Estructura poblacional y distribución espacial del roble negro (Colombobalanus excelsa, Fagaceae), especie endémica, en fragmentos de bosque andino colombiano

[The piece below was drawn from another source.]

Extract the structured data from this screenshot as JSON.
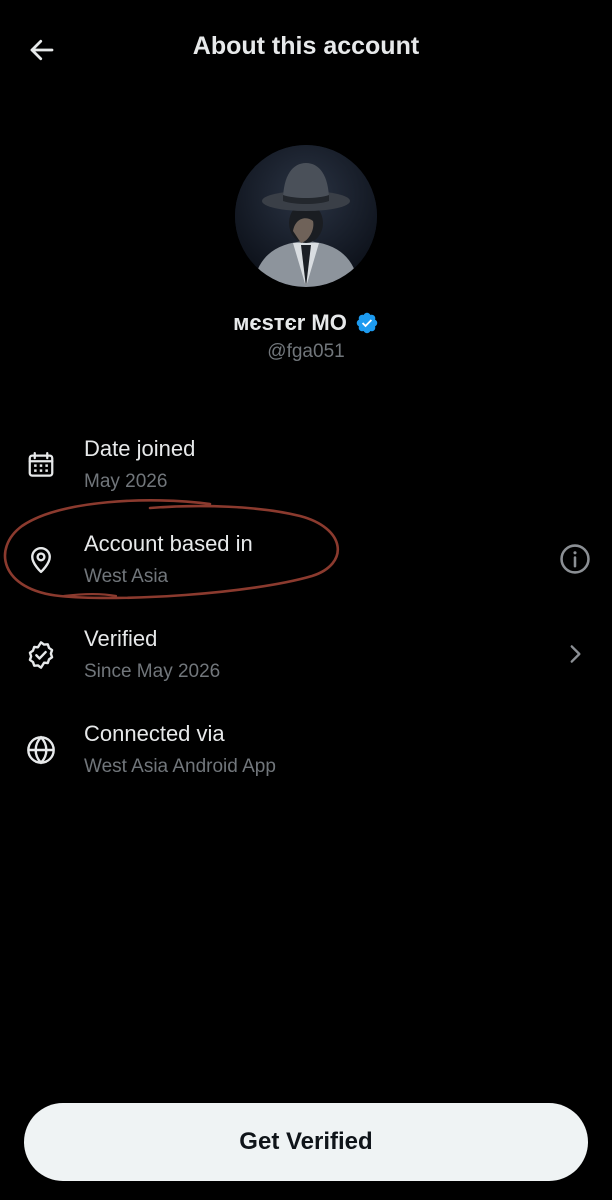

Population structure and spatial distribution of black oak (Colombobalanus excelsa, Fagaceae), endemic species, in Colombian Andean forest fragments. The Colombian Andean forests are recognized for its great biodiversity and endemism; however, they have undergone a severe process of fragmentation due to anthropic factors. As a result, many vulnerable species have been especially affected. That is the case of the black oak (Colombobalanus excelsa (Lozano, Hern. Cam., & Henao) Nixon & Crepet), an endemic and poorly studied species of the Colombian Andes, which has a distribution restricted to only four areas in the country, one of which is the Southeastern Huila region. To examine black oak populations in Serranía Peñas Blancas (Huila), in 2006 we studied the age structure and spatial distribution in plots of 50 x 20 m (1.6 ha) in forest fragments, in southern distribution. In total, 1 228 black oak species were registered among saplings, juvenile and adults, and they have distribution patterns Gamma and Weibull. These results confirm that the majority of the individuals are in the first diametric class. Also, these populations show an added distribution pattern due to the wood extraction process. These results indicate that black oak populations are in a recovery phase after forceful anthropic intervention. Knowing the current status of black oak forests can contribute to the design of effective conservation plans of this species in Colombia. Rev. Biol. Trop. 66(2): 486-494. Epub 2018 June 01.